* **What this task involves**
Pictures are not part of the copy. Reproduce all the records exactly.

* **Records supplied**

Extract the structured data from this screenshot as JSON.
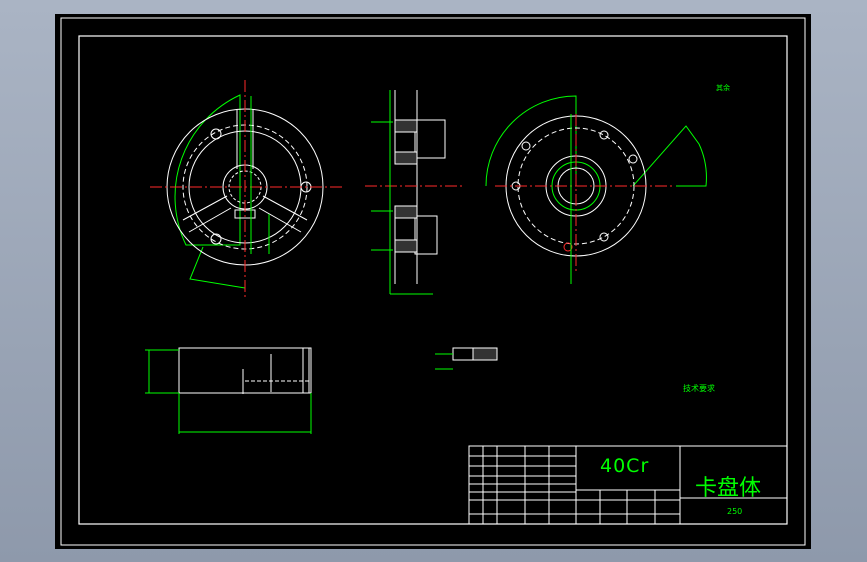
{
  "title_block": {
    "material": "40Cr",
    "part_name": "卡盘体",
    "scale": "250"
  },
  "technical_requirements": {
    "heading": "技术要求"
  },
  "corner_note": "其余"
}
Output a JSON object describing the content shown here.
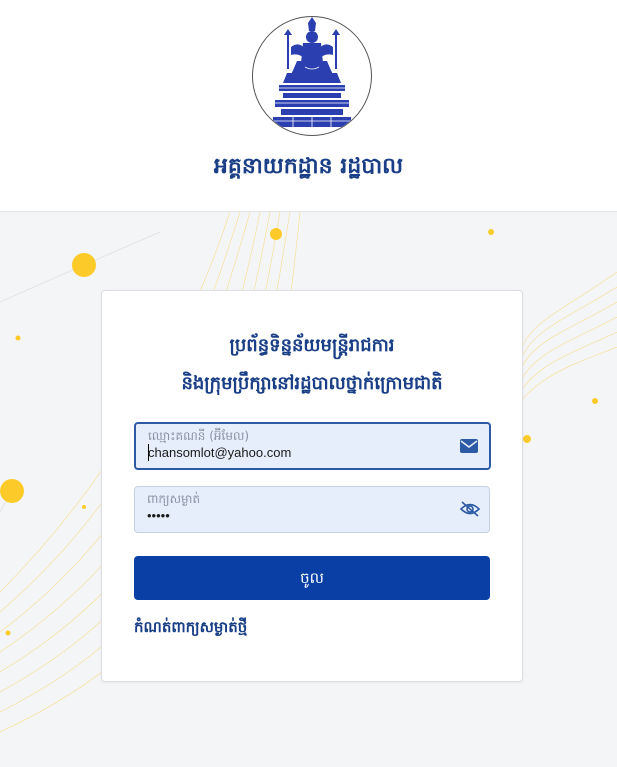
{
  "header": {
    "org_title": "អគ្គនាយកដ្ឋាន រដ្ឋបាល"
  },
  "login": {
    "title_line1": "ប្រព័ន្ធទិន្នន័យមន្ត្រីរាជការ",
    "title_line2": "និងក្រុមប្រឹក្សានៅរដ្ឋបាលថ្នាក់ក្រោមជាតិ",
    "username": {
      "label": "ឈ្មោះគណនី (អ៊ីមែល)",
      "value": "chansomlot@yahoo.com",
      "icon": "envelope-icon"
    },
    "password": {
      "label": "ពាក្យសម្ងាត់",
      "value": "•••••",
      "icon": "eye-off-icon"
    },
    "submit_label": "ចូល",
    "reset_link": "កំណត់ពាក្យសម្ងាត់ថ្មី"
  },
  "colors": {
    "brand_blue": "#0a3fa6",
    "title_blue": "#1a3f86",
    "accent_yellow": "#fccb2a",
    "field_bg": "#e7eefb"
  }
}
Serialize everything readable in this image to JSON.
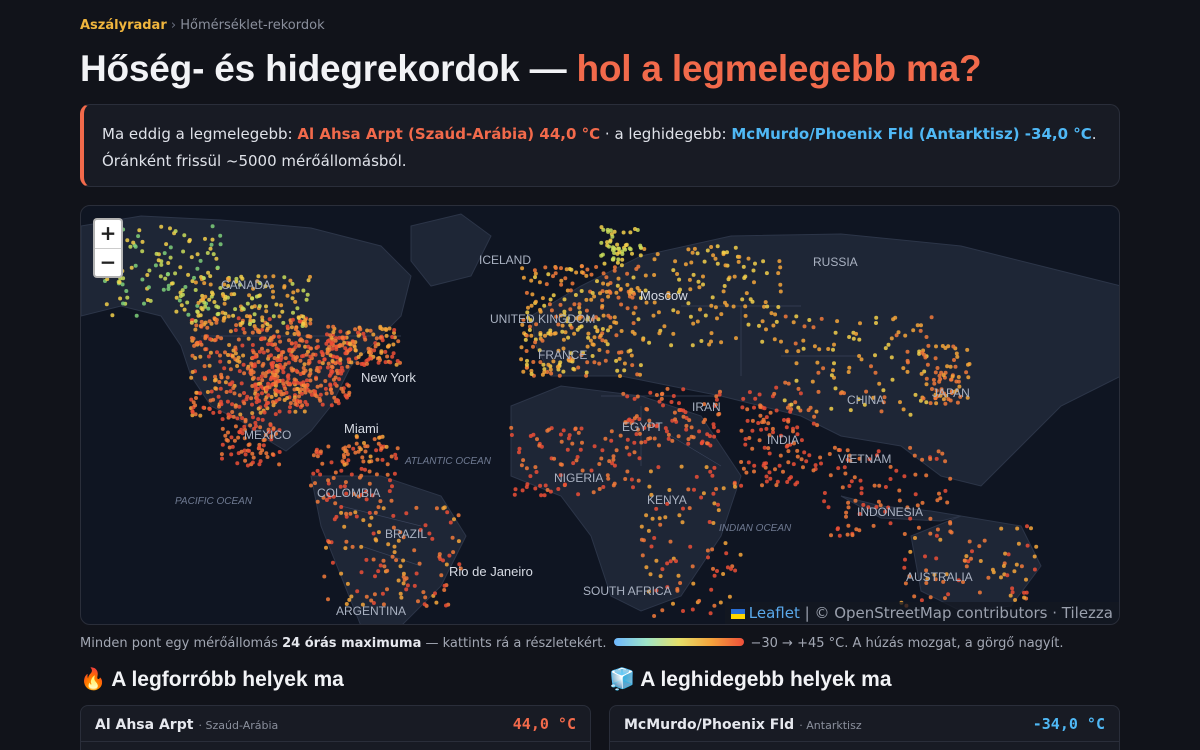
{
  "breadcrumb": {
    "site": "Aszályradar",
    "separator": "›",
    "page": "Hőmérséklet-rekordok"
  },
  "title": {
    "main": "Hőség- és hidegrekordok — ",
    "accent": "hol a legmelegebb ma?"
  },
  "summary": {
    "hot_prefix": "Ma eddig a legmelegebb: ",
    "hot_value": "Al Ahsa Arpt (Szaúd-Arábia) 44,0 °C",
    "cold_prefix": " · a leghidegebb: ",
    "cold_value": "McMurdo/Phoenix Fld (Antarktisz) -34,0 °C",
    "cold_suffix": ".",
    "update_note": "Óránként frissül ~5000 mérőállomásból."
  },
  "map": {
    "zoom_in": "+",
    "zoom_out": "−",
    "labels": {
      "canada": "CANADA",
      "iceland": "ICELAND",
      "russia": "RUSSIA",
      "moscow": "Moscow",
      "uk": "UNITED KINGDOM",
      "france": "FRANCE",
      "new_york": "New York",
      "miami": "Miami",
      "mexico": "MEXICO",
      "atlantic": "ATLANTIC OCEAN",
      "pacific": "PACIFIC OCEAN",
      "colombia": "COLOMBIA",
      "brazil": "BRAZIL",
      "rio": "Rio de Janeiro",
      "argentina": "ARGENTINA",
      "egypt": "EGYPT",
      "iran": "IRAN",
      "nigeria": "NIGERIA",
      "kenya": "KENYA",
      "south_africa": "SOUTH AFRICA",
      "india": "INDIA",
      "indian_ocean": "INDIAN OCEAN",
      "china": "CHINA",
      "japan": "JAPAN",
      "vietnam": "VIETNAM",
      "indonesia": "INDONESIA",
      "australia": "AUSTRALIA"
    },
    "attribution": {
      "leaflet": "Leaflet",
      "sep": " | ",
      "osm": "© OpenStreetMap contributors · Tilezza"
    }
  },
  "legend": {
    "prefix": "Minden pont egy mérőállomás ",
    "bold": "24 órás maximuma",
    "suffix": " — kattints rá a részletekért.",
    "range": "−30 → +45 °C. A húzás mozgat, a görgő nagyít.",
    "scale_colors": [
      "#6fb8ff",
      "#9fe5c8",
      "#e6e06a",
      "#f5a33c",
      "#ee4f3a"
    ]
  },
  "hottest": {
    "icon": "🔥",
    "title": "A legforróbb helyek ma",
    "rows": [
      {
        "name": "Al Ahsa Arpt",
        "country": "Szaúd-Arábia",
        "value": "44,0 °C"
      }
    ]
  },
  "coldest": {
    "icon": "🧊",
    "title": "A leghidegebb helyek ma",
    "rows": [
      {
        "name": "McMurdo/Phoenix Fld",
        "country": "Antarktisz",
        "value": "-34,0 °C"
      }
    ]
  },
  "colors": {
    "hot": "#f26a4b",
    "cold": "#4fb8f5",
    "brand": "#f0b53d",
    "background": "#11131a"
  }
}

* **Answer to this task**
Extract the structured data from this screenshot as JSON.
{
  "title_block": {
    "material": "40Cr",
    "part_name": "卡盘体",
    "scale": "250"
  },
  "technical_requirements": {
    "heading": "技术要求"
  },
  "corner_note": "其余"
}
Output a JSON object describing the content shown here.
{
  "header": {
    "org_title": "អគ្គនាយកដ្ឋាន រដ្ឋបាល"
  },
  "login": {
    "title_line1": "ប្រព័ន្ធទិន្នន័យមន្ត្រីរាជការ",
    "title_line2": "និងក្រុមប្រឹក្សានៅរដ្ឋបាលថ្នាក់ក្រោមជាតិ",
    "username": {
      "label": "ឈ្មោះគណនី (អ៊ីមែល)",
      "value": "chansomlot@yahoo.com",
      "icon": "envelope-icon"
    },
    "password": {
      "label": "ពាក្យសម្ងាត់",
      "value": "•••••",
      "icon": "eye-off-icon"
    },
    "submit_label": "ចូល",
    "reset_link": "កំណត់ពាក្យសម្ងាត់ថ្មី"
  },
  "colors": {
    "brand_blue": "#0a3fa6",
    "title_blue": "#1a3f86",
    "accent_yellow": "#fccb2a",
    "field_bg": "#e7eefb"
  }
}
Serialize everything readable in this image to JSON.
{
  "breadcrumb": {
    "site": "Aszályradar",
    "separator": "›",
    "page": "Hőmérséklet-rekordok"
  },
  "title": {
    "main": "Hőség- és hidegrekordok — ",
    "accent": "hol a legmelegebb ma?"
  },
  "summary": {
    "hot_prefix": "Ma eddig a legmelegebb: ",
    "hot_value": "Al Ahsa Arpt (Szaúd-Arábia) 44,0 °C",
    "cold_prefix": " · a leghidegebb: ",
    "cold_value": "McMurdo/Phoenix Fld (Antarktisz) -34,0 °C",
    "cold_suffix": ".",
    "update_note": "Óránként frissül ~5000 mérőállomásból."
  },
  "map": {
    "zoom_in": "+",
    "zoom_out": "−",
    "labels": {
      "canada": "CANADA",
      "iceland": "ICELAND",
      "russia": "RUSSIA",
      "moscow": "Moscow",
      "uk": "UNITED KINGDOM",
      "france": "FRANCE",
      "new_york": "New York",
      "miami": "Miami",
      "mexico": "MEXICO",
      "atlantic": "ATLANTIC OCEAN",
      "pacific": "PACIFIC OCEAN",
      "colombia": "COLOMBIA",
      "brazil": "BRAZIL",
      "rio": "Rio de Janeiro",
      "argentina": "ARGENTINA",
      "egypt": "EGYPT",
      "iran": "IRAN",
      "nigeria": "NIGERIA",
      "kenya": "KENYA",
      "south_africa": "SOUTH AFRICA",
      "india": "INDIA",
      "indian_ocean": "INDIAN OCEAN",
      "china": "CHINA",
      "japan": "JAPAN",
      "vietnam": "VIETNAM",
      "indonesia": "INDONESIA",
      "australia": "AUSTRALIA"
    },
    "attribution": {
      "leaflet": "Leaflet",
      "sep": " | ",
      "osm": "© OpenStreetMap contributors · Tilezza"
    }
  },
  "legend": {
    "prefix": "Minden pont egy mérőállomás ",
    "bold": "24 órás maximuma",
    "suffix": " — kattints rá a részletekért.",
    "range": "−30 → +45 °C. A húzás mozgat, a görgő nagyít.",
    "scale_colors": [
      "#6fb8ff",
      "#9fe5c8",
      "#e6e06a",
      "#f5a33c",
      "#ee4f3a"
    ]
  },
  "hottest": {
    "icon": "🔥",
    "title": "A legforróbb helyek ma",
    "rows": [
      {
        "name": "Al Ahsa Arpt",
        "country": "Szaúd-Arábia",
        "value": "44,0 °C"
      }
    ]
  },
  "coldest": {
    "icon": "🧊",
    "title": "A leghidegebb helyek ma",
    "rows": [
      {
        "name": "McMurdo/Phoenix Fld",
        "country": "Antarktisz",
        "value": "-34,0 °C"
      }
    ]
  },
  "colors": {
    "hot": "#f26a4b",
    "cold": "#4fb8f5",
    "brand": "#f0b53d",
    "background": "#11131a"
  }
}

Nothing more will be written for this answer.